### TASK TO CARRY OUT
Go to the line containing "Extract the structured" and return it and each line after it exactly, through the end of the data below, and nothing more.

------ INPUT

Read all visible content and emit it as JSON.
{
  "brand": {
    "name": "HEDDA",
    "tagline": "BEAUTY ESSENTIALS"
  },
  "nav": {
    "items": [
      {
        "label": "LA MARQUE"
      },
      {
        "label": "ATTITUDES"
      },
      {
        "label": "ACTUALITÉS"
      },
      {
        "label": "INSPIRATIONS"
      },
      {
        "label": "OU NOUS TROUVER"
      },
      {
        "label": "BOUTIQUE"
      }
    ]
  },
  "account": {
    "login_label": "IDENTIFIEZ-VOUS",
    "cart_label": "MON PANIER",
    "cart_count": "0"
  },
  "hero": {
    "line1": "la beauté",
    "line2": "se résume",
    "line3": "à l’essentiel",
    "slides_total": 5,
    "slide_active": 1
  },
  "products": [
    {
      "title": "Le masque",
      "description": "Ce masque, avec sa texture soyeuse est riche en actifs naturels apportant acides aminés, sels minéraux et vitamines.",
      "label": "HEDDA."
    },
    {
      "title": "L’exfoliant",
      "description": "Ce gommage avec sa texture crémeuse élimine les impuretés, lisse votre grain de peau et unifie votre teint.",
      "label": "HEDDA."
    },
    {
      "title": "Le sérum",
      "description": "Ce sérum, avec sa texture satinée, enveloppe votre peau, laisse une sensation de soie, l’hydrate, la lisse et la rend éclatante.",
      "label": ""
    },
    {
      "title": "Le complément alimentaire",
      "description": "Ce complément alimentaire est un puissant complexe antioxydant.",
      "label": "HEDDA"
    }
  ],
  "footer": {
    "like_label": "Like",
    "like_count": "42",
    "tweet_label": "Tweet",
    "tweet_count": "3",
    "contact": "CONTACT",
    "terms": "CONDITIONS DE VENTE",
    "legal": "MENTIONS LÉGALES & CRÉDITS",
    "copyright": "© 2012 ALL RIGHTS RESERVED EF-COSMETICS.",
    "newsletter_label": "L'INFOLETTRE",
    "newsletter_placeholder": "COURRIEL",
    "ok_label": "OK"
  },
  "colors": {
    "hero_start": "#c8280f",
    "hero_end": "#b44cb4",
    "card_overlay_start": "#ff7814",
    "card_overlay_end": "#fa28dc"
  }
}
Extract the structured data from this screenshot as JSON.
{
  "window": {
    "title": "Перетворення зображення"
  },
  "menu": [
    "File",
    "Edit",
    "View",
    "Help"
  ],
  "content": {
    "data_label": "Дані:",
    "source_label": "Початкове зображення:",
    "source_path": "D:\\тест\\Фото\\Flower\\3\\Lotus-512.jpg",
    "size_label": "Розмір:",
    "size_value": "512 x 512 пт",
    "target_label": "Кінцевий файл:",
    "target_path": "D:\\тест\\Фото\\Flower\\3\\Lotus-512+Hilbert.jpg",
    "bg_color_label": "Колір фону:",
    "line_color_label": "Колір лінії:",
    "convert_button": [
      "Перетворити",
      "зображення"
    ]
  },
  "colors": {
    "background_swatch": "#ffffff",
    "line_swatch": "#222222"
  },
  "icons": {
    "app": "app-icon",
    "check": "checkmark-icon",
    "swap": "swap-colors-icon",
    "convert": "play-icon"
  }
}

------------

### EXERCISE RESULT
Extract the structured data from this screenshot as JSON.
{
  "window": {
    "title": "Перетворення зображення"
  },
  "menu": [
    "File",
    "Edit",
    "View",
    "Help"
  ],
  "content": {
    "data_label": "Дані:",
    "source_label": "Початкове зображення:",
    "source_path": "D:\\тест\\Фото\\Flower\\3\\Lotus-512.jpg",
    "size_label": "Розмір:",
    "size_value": "512 x 512 пт",
    "target_label": "Кінцевий файл:",
    "target_path": "D:\\тест\\Фото\\Flower\\3\\Lotus-512+Hilbert.jpg",
    "bg_color_label": "Колір фону:",
    "line_color_label": "Колір лінії:",
    "convert_button": [
      "Перетворити",
      "зображення"
    ]
  },
  "colors": {
    "background_swatch": "#ffffff",
    "line_swatch": "#222222"
  },
  "icons": {
    "app": "app-icon",
    "check": "checkmark-icon",
    "swap": "swap-colors-icon",
    "convert": "play-icon"
  }
}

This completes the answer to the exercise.